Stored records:
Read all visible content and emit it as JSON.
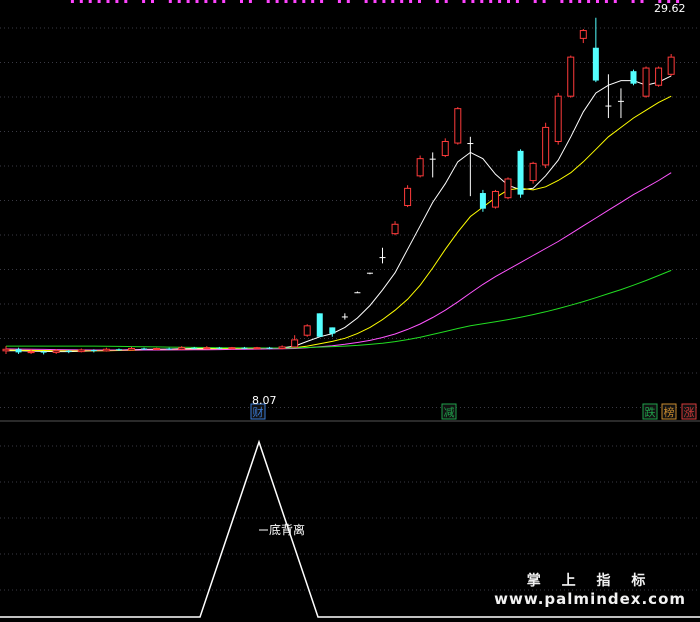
{
  "chart_data": [
    {
      "type": "candlestick",
      "title": "",
      "ylim": [
        4.0,
        30.5
      ],
      "price_high_label": "29.62",
      "price_low_label": "8.07",
      "grid": true,
      "candles": [
        {
          "o": 8.3,
          "c": 8.4,
          "h": 8.6,
          "l": 8.1,
          "dir": "up"
        },
        {
          "o": 8.4,
          "c": 8.2,
          "h": 8.5,
          "l": 8.1,
          "dir": "down"
        },
        {
          "o": 8.2,
          "c": 8.25,
          "h": 8.4,
          "l": 8.1,
          "dir": "up"
        },
        {
          "o": 8.25,
          "c": 8.2,
          "h": 8.3,
          "l": 8.07,
          "dir": "down"
        },
        {
          "o": 8.2,
          "c": 8.3,
          "h": 8.4,
          "l": 8.1,
          "dir": "up"
        },
        {
          "o": 8.3,
          "c": 8.25,
          "h": 8.35,
          "l": 8.15,
          "dir": "down"
        },
        {
          "o": 8.25,
          "c": 8.35,
          "h": 8.45,
          "l": 8.2,
          "dir": "up"
        },
        {
          "o": 8.35,
          "c": 8.3,
          "h": 8.4,
          "l": 8.2,
          "dir": "down"
        },
        {
          "o": 8.3,
          "c": 8.4,
          "h": 8.5,
          "l": 8.25,
          "dir": "up"
        },
        {
          "o": 8.4,
          "c": 8.35,
          "h": 8.45,
          "l": 8.3,
          "dir": "down"
        },
        {
          "o": 8.35,
          "c": 8.45,
          "h": 8.55,
          "l": 8.3,
          "dir": "up"
        },
        {
          "o": 8.45,
          "c": 8.4,
          "h": 8.5,
          "l": 8.35,
          "dir": "down"
        },
        {
          "o": 8.4,
          "c": 8.45,
          "h": 8.5,
          "l": 8.35,
          "dir": "up"
        },
        {
          "o": 8.45,
          "c": 8.4,
          "h": 8.5,
          "l": 8.35,
          "dir": "down"
        },
        {
          "o": 8.4,
          "c": 8.5,
          "h": 8.6,
          "l": 8.35,
          "dir": "up"
        },
        {
          "o": 8.5,
          "c": 8.45,
          "h": 8.55,
          "l": 8.4,
          "dir": "down"
        },
        {
          "o": 8.45,
          "c": 8.5,
          "h": 8.6,
          "l": 8.4,
          "dir": "up"
        },
        {
          "o": 8.5,
          "c": 8.45,
          "h": 8.55,
          "l": 8.4,
          "dir": "down"
        },
        {
          "o": 8.45,
          "c": 8.5,
          "h": 8.55,
          "l": 8.4,
          "dir": "up"
        },
        {
          "o": 8.5,
          "c": 8.45,
          "h": 8.55,
          "l": 8.4,
          "dir": "down"
        },
        {
          "o": 8.45,
          "c": 8.5,
          "h": 8.55,
          "l": 8.4,
          "dir": "up"
        },
        {
          "o": 8.5,
          "c": 8.45,
          "h": 8.55,
          "l": 8.4,
          "dir": "down"
        },
        {
          "o": 8.45,
          "c": 8.55,
          "h": 8.65,
          "l": 8.4,
          "dir": "up"
        },
        {
          "o": 8.55,
          "c": 9.0,
          "h": 9.3,
          "l": 8.5,
          "dir": "up"
        },
        {
          "o": 9.3,
          "c": 9.9,
          "h": 10.0,
          "l": 9.2,
          "dir": "up"
        },
        {
          "o": 10.7,
          "c": 9.2,
          "h": 10.7,
          "l": 9.2,
          "dir": "down"
        },
        {
          "o": 9.8,
          "c": 9.4,
          "h": 9.8,
          "l": 9.2,
          "dir": "down"
        },
        {
          "o": 10.5,
          "c": 10.45,
          "h": 10.7,
          "l": 10.3,
          "dir": "flat"
        },
        {
          "o": 12.05,
          "c": 12.0,
          "h": 12.1,
          "l": 12.0,
          "dir": "flat"
        },
        {
          "o": 13.3,
          "c": 13.25,
          "h": 13.3,
          "l": 13.2,
          "dir": "flat"
        },
        {
          "o": 14.3,
          "c": 14.25,
          "h": 14.9,
          "l": 13.9,
          "dir": "flat"
        },
        {
          "o": 15.8,
          "c": 16.4,
          "h": 16.6,
          "l": 15.7,
          "dir": "up"
        },
        {
          "o": 17.6,
          "c": 18.7,
          "h": 18.9,
          "l": 17.5,
          "dir": "up"
        },
        {
          "o": 19.5,
          "c": 20.6,
          "h": 20.8,
          "l": 19.4,
          "dir": "up"
        },
        {
          "o": 20.6,
          "c": 20.6,
          "h": 21.0,
          "l": 19.4,
          "dir": "flat"
        },
        {
          "o": 20.8,
          "c": 21.7,
          "h": 21.9,
          "l": 20.7,
          "dir": "up"
        },
        {
          "o": 21.6,
          "c": 23.8,
          "h": 23.9,
          "l": 21.5,
          "dir": "up"
        },
        {
          "o": 21.6,
          "c": 21.6,
          "h": 22.0,
          "l": 18.2,
          "dir": "flat"
        },
        {
          "o": 17.4,
          "c": 18.4,
          "h": 18.6,
          "l": 17.2,
          "dir": "down"
        },
        {
          "o": 17.5,
          "c": 18.5,
          "h": 18.6,
          "l": 17.4,
          "dir": "up"
        },
        {
          "o": 18.1,
          "c": 19.3,
          "h": 19.4,
          "l": 18.0,
          "dir": "up"
        },
        {
          "o": 21.1,
          "c": 18.3,
          "h": 21.2,
          "l": 18.1,
          "dir": "down"
        },
        {
          "o": 19.2,
          "c": 20.3,
          "h": 20.4,
          "l": 19.0,
          "dir": "up"
        },
        {
          "o": 20.2,
          "c": 22.6,
          "h": 22.9,
          "l": 20.0,
          "dir": "up"
        },
        {
          "o": 21.7,
          "c": 24.6,
          "h": 24.8,
          "l": 21.5,
          "dir": "up"
        },
        {
          "o": 24.6,
          "c": 27.1,
          "h": 27.2,
          "l": 24.5,
          "dir": "up"
        },
        {
          "o": 28.3,
          "c": 28.8,
          "h": 28.9,
          "l": 28.0,
          "dir": "up"
        },
        {
          "o": 27.7,
          "c": 25.6,
          "h": 29.62,
          "l": 25.5,
          "dir": "down"
        },
        {
          "o": 24.0,
          "c": 24.0,
          "h": 26.0,
          "l": 23.2,
          "dir": "flat"
        },
        {
          "o": 24.3,
          "c": 24.3,
          "h": 25.1,
          "l": 23.2,
          "dir": "flat"
        },
        {
          "o": 26.2,
          "c": 25.4,
          "h": 26.3,
          "l": 25.3,
          "dir": "down"
        },
        {
          "o": 24.6,
          "c": 26.4,
          "h": 26.5,
          "l": 24.5,
          "dir": "up"
        },
        {
          "o": 25.3,
          "c": 26.4,
          "h": 26.5,
          "l": 25.2,
          "dir": "up"
        },
        {
          "o": 26.0,
          "c": 27.1,
          "h": 27.3,
          "l": 25.9,
          "dir": "up"
        }
      ],
      "ma_lines": [
        {
          "color": "#ffffff",
          "values": [
            8.3,
            8.3,
            8.28,
            8.26,
            8.25,
            8.25,
            8.27,
            8.3,
            8.32,
            8.35,
            8.37,
            8.39,
            8.4,
            8.41,
            8.43,
            8.45,
            8.46,
            8.47,
            8.47,
            8.48,
            8.48,
            8.48,
            8.49,
            8.6,
            8.9,
            9.2,
            9.4,
            9.8,
            10.4,
            11.2,
            12.2,
            13.3,
            14.8,
            16.3,
            17.8,
            19.0,
            20.4,
            21.0,
            20.6,
            19.6,
            18.9,
            18.6,
            18.7,
            19.5,
            20.5,
            22.0,
            23.6,
            24.8,
            25.3,
            25.6,
            25.6,
            25.3,
            25.5,
            25.9
          ]
        },
        {
          "color": "#ffff00",
          "values": [
            8.35,
            8.34,
            8.33,
            8.32,
            8.31,
            8.3,
            8.3,
            8.3,
            8.31,
            8.32,
            8.33,
            8.35,
            8.36,
            8.37,
            8.39,
            8.4,
            8.42,
            8.43,
            8.44,
            8.45,
            8.45,
            8.46,
            8.46,
            8.5,
            8.6,
            8.75,
            8.9,
            9.1,
            9.4,
            9.8,
            10.3,
            10.9,
            11.6,
            12.5,
            13.6,
            14.8,
            15.9,
            16.9,
            17.5,
            18.1,
            18.6,
            18.7,
            18.6,
            18.8,
            19.2,
            19.7,
            20.4,
            21.2,
            22.0,
            22.6,
            23.2,
            23.7,
            24.2,
            24.6
          ]
        },
        {
          "color": "#ff55ff",
          "values": [
            8.42,
            8.41,
            8.4,
            8.39,
            8.38,
            8.37,
            8.36,
            8.35,
            8.35,
            8.35,
            8.35,
            8.35,
            8.35,
            8.36,
            8.36,
            8.37,
            8.37,
            8.38,
            8.39,
            8.4,
            8.41,
            8.42,
            8.43,
            8.45,
            8.5,
            8.56,
            8.63,
            8.72,
            8.83,
            8.97,
            9.15,
            9.38,
            9.67,
            10.02,
            10.43,
            10.9,
            11.43,
            12.0,
            12.55,
            13.05,
            13.5,
            13.95,
            14.4,
            14.85,
            15.3,
            15.8,
            16.3,
            16.8,
            17.3,
            17.8,
            18.3,
            18.75,
            19.2,
            19.7
          ]
        },
        {
          "color": "#22dd22",
          "values": [
            8.6,
            8.6,
            8.6,
            8.6,
            8.6,
            8.6,
            8.6,
            8.6,
            8.59,
            8.58,
            8.57,
            8.56,
            8.55,
            8.54,
            8.53,
            8.52,
            8.51,
            8.5,
            8.5,
            8.49,
            8.49,
            8.48,
            8.48,
            8.49,
            8.51,
            8.54,
            8.57,
            8.6,
            8.65,
            8.71,
            8.79,
            8.89,
            9.02,
            9.17,
            9.35,
            9.54,
            9.73,
            9.9,
            10.03,
            10.16,
            10.3,
            10.45,
            10.62,
            10.8,
            11.0,
            11.22,
            11.45,
            11.7,
            11.96,
            12.22,
            12.5,
            12.8,
            13.12,
            13.45
          ]
        }
      ],
      "event_markers": [
        {
          "label": "财",
          "bar_index": 4,
          "color": "#3a7bd5"
        },
        {
          "label": "减",
          "bar_index": 29,
          "color": "#1fa04a"
        },
        {
          "label": "跌",
          "bar_index": 48,
          "color": "#1fa04a"
        },
        {
          "label": "榜",
          "bar_index": 50,
          "color": "#c88a2e"
        },
        {
          "label": "涨",
          "bar_index": 52,
          "color": "#d33a3a"
        }
      ]
    },
    {
      "type": "line",
      "title": "",
      "signal_label": "底背离",
      "ylim": [
        0,
        1
      ],
      "x": [
        0,
        1,
        2,
        3,
        4,
        5,
        6,
        7,
        8
      ],
      "values": [
        0,
        0,
        0,
        0,
        1,
        0,
        0,
        0,
        0
      ]
    }
  ],
  "top_marks": {
    "color": "#ff44ff",
    "count": 70
  },
  "watermark": {
    "line1": "掌 上 指 标",
    "line2": "www.palmindex.com"
  }
}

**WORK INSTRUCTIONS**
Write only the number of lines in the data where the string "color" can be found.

**OUTPUT FOR THIS EXERCISE**
10